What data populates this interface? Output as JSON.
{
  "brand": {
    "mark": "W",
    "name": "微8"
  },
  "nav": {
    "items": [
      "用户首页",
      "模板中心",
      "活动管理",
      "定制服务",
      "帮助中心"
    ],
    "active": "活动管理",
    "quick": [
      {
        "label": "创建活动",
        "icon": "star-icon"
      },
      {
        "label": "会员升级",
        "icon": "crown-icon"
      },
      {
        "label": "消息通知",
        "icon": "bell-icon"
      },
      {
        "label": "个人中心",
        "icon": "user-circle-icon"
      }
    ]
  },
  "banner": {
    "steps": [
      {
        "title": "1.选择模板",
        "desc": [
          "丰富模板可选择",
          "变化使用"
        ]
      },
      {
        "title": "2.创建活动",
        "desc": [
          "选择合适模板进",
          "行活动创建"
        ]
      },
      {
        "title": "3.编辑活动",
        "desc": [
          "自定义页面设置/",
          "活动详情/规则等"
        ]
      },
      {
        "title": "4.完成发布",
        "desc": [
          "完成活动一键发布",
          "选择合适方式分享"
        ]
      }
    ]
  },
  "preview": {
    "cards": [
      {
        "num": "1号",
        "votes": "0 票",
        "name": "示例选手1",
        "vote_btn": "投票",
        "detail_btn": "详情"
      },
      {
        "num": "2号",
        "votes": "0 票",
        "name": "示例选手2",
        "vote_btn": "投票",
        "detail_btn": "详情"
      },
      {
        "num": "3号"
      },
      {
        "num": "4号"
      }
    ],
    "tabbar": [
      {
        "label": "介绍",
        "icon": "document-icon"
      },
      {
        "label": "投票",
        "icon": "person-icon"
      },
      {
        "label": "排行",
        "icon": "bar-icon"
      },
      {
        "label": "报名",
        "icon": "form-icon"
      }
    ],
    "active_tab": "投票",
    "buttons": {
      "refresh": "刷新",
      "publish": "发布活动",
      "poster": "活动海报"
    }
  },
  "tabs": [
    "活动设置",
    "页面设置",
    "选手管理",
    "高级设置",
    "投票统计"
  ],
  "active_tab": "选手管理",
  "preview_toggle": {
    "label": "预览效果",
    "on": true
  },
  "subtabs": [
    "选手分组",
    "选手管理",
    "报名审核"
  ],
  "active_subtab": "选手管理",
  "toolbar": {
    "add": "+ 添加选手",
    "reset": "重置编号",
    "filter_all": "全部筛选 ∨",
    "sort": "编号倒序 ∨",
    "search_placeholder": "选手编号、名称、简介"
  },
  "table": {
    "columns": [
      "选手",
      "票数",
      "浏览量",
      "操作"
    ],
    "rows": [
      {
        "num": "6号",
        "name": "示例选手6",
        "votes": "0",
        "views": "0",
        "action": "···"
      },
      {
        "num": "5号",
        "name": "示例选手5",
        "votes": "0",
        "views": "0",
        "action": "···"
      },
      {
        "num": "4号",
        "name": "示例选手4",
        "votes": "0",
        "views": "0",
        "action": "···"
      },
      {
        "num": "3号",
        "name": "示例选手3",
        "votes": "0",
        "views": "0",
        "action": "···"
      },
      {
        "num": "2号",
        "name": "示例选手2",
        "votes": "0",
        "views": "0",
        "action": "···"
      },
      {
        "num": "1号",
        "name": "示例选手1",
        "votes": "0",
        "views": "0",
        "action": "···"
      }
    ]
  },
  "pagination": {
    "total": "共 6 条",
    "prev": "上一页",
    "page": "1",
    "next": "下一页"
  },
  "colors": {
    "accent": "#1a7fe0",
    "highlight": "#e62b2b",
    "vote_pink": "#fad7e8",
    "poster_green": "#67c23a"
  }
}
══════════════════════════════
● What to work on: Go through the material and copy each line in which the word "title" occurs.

● Task result:
        "title": "1.选择模板",
        "title": "2.创建活动",
        "title": "3.编辑活动",
        "title": "4.完成发布",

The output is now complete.